Excerpts from an interface dataset
'''

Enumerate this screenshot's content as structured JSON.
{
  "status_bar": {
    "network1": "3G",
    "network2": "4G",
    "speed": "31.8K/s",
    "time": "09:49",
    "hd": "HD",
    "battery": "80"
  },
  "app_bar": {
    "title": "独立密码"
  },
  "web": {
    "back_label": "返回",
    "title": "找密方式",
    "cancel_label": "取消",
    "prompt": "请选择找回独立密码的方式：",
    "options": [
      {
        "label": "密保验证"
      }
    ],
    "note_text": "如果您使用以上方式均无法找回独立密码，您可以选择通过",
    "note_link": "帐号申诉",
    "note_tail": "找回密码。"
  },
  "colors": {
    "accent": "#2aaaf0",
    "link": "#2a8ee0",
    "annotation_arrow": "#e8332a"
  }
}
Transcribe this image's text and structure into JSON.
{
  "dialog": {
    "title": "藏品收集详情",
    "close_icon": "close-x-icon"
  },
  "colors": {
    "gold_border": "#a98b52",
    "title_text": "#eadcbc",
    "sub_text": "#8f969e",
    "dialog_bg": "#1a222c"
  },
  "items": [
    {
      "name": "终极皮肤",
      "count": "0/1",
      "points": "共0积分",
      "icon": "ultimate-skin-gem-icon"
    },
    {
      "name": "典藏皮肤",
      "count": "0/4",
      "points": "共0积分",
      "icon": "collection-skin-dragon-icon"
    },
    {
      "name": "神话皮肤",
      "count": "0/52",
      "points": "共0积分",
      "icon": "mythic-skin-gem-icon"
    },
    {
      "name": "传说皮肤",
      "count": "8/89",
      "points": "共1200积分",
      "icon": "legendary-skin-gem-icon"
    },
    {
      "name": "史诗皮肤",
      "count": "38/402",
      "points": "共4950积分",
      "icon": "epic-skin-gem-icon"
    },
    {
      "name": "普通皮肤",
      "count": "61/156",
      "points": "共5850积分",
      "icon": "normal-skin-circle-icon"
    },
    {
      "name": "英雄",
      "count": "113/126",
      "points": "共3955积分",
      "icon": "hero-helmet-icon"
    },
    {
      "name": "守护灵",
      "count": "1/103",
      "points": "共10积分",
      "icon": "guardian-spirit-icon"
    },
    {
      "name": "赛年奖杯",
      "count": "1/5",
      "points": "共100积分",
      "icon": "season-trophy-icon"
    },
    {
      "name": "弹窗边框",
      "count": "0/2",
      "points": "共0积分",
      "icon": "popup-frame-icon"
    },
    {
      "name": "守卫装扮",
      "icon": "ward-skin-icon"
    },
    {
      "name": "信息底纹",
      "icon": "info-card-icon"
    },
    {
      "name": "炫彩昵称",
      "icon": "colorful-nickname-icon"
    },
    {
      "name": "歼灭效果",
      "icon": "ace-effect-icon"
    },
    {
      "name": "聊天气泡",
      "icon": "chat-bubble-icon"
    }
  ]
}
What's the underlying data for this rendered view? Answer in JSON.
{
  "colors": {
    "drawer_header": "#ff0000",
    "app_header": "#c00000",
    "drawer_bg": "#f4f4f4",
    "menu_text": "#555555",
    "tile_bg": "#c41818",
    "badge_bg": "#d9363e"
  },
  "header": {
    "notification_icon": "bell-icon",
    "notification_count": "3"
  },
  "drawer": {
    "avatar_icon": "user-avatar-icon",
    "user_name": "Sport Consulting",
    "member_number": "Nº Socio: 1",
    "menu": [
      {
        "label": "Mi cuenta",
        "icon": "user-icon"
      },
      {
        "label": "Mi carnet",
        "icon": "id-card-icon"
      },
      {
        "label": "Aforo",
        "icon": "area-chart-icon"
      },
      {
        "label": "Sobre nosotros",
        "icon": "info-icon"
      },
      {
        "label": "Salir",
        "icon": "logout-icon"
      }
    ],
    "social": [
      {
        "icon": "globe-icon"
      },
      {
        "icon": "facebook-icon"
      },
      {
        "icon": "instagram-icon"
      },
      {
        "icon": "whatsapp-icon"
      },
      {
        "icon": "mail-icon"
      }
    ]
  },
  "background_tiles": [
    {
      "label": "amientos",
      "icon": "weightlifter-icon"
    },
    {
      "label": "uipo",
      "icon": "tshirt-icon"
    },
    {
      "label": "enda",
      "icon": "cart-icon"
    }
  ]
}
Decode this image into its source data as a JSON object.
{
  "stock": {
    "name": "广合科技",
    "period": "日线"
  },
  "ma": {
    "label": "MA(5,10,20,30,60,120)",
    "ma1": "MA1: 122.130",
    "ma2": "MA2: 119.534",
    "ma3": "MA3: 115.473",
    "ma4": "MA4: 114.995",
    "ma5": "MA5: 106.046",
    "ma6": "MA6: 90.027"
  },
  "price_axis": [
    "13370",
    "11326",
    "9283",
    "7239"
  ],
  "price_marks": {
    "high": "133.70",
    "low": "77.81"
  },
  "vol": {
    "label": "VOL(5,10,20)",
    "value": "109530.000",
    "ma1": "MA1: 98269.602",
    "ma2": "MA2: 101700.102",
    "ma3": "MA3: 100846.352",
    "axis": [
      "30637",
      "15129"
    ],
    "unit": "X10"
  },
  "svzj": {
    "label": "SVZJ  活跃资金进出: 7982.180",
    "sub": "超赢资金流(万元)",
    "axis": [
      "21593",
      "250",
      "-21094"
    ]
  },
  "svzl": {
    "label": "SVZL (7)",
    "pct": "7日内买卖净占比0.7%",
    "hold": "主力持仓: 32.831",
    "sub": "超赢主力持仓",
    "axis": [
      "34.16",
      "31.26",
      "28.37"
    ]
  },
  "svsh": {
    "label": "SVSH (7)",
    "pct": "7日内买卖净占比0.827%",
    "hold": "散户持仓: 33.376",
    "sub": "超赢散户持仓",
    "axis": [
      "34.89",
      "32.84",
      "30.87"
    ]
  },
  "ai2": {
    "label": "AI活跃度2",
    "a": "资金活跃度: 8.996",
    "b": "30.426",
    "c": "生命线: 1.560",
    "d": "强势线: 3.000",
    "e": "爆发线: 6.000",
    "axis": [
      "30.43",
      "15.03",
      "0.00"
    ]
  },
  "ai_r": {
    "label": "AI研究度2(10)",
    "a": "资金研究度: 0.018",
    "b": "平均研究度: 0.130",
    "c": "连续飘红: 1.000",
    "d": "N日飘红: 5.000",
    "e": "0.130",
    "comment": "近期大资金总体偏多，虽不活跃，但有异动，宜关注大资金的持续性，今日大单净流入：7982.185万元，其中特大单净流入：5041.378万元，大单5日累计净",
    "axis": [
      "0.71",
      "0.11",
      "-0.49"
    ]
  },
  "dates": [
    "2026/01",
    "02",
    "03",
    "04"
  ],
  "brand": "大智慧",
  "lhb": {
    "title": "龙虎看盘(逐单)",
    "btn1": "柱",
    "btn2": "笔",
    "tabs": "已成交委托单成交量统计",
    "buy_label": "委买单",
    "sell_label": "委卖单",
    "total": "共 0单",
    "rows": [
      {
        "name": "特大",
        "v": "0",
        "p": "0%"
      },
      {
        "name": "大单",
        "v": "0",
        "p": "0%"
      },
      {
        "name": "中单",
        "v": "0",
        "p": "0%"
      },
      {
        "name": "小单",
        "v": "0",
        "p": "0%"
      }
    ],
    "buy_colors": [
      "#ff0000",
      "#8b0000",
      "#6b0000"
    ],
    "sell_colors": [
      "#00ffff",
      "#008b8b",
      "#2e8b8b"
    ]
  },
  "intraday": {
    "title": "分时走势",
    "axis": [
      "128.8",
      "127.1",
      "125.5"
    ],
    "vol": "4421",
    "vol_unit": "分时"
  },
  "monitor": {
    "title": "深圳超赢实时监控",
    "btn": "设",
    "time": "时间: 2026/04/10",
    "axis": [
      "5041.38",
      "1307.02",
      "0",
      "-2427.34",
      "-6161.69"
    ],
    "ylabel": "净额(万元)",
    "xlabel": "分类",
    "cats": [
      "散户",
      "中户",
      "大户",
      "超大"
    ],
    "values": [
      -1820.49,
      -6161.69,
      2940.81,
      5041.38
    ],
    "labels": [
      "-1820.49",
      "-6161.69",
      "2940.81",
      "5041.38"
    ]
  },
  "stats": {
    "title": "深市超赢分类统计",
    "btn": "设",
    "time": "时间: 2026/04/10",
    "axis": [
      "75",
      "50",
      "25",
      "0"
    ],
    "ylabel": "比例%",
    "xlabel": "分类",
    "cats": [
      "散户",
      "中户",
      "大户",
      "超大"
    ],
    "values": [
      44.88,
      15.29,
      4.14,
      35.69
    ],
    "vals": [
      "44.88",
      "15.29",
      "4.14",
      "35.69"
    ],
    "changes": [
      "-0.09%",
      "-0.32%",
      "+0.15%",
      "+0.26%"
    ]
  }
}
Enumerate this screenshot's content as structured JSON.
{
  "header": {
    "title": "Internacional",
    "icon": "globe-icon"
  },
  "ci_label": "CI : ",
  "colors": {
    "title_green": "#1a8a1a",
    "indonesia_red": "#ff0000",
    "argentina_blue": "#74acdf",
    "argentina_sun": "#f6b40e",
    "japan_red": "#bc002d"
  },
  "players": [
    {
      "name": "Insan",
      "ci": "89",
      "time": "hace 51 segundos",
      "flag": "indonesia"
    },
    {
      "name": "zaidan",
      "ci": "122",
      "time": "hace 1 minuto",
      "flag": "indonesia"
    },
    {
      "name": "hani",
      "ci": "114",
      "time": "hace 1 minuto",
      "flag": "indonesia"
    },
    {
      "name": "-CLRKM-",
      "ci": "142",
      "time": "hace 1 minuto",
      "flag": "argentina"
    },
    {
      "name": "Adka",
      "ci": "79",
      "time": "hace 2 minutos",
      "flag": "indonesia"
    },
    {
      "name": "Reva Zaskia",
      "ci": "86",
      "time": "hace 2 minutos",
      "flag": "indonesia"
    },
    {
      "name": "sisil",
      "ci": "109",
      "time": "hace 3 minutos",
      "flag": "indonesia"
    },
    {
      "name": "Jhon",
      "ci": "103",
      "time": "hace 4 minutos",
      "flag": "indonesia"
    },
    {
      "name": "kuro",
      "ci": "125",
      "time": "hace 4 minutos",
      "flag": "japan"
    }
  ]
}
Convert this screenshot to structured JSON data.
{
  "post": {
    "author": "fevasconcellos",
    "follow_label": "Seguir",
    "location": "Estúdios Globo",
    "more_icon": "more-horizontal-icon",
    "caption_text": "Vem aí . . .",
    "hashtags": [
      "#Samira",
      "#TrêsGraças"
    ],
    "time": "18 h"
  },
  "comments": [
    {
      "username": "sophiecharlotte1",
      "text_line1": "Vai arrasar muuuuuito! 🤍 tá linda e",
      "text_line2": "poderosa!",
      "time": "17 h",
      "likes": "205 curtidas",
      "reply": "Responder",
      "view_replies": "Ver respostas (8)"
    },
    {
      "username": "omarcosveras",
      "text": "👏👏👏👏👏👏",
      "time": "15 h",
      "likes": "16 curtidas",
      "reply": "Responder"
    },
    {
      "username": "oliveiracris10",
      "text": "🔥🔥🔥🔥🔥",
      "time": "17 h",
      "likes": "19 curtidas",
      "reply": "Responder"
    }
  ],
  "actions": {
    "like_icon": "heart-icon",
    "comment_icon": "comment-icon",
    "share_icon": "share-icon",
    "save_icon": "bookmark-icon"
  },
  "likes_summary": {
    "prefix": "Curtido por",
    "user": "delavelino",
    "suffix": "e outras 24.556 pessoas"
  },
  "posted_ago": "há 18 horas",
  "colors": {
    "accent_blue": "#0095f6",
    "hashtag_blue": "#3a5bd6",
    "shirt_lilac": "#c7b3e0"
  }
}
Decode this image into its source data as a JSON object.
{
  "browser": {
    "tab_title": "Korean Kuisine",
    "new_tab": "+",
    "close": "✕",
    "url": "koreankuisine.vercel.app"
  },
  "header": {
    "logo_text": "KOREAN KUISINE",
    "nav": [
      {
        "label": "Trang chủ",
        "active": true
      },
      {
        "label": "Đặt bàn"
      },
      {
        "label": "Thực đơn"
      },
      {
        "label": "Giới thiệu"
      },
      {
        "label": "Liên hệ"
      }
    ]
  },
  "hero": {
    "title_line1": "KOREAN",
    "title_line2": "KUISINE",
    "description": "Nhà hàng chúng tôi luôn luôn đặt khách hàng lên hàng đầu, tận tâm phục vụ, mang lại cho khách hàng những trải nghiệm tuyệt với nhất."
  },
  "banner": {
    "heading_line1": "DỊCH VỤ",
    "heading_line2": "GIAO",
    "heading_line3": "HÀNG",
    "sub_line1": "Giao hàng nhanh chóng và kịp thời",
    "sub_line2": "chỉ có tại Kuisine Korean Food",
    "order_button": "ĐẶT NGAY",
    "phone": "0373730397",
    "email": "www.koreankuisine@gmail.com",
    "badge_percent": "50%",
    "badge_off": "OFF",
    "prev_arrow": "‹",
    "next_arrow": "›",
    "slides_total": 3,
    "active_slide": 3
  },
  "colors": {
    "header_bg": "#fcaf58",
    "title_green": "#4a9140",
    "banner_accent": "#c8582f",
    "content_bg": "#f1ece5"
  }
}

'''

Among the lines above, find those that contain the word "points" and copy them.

» PROBLEM SOLUTION
      "points": "共0积分",
      "points": "共0积分",
      "points": "共0积分",
      "points": "共1200积分",
      "points": "共4950积分",
      "points": "共5850积分",
      "points": "共3955积分",
      "points": "共10积分",
      "points": "共100积分",
      "points": "共0积分",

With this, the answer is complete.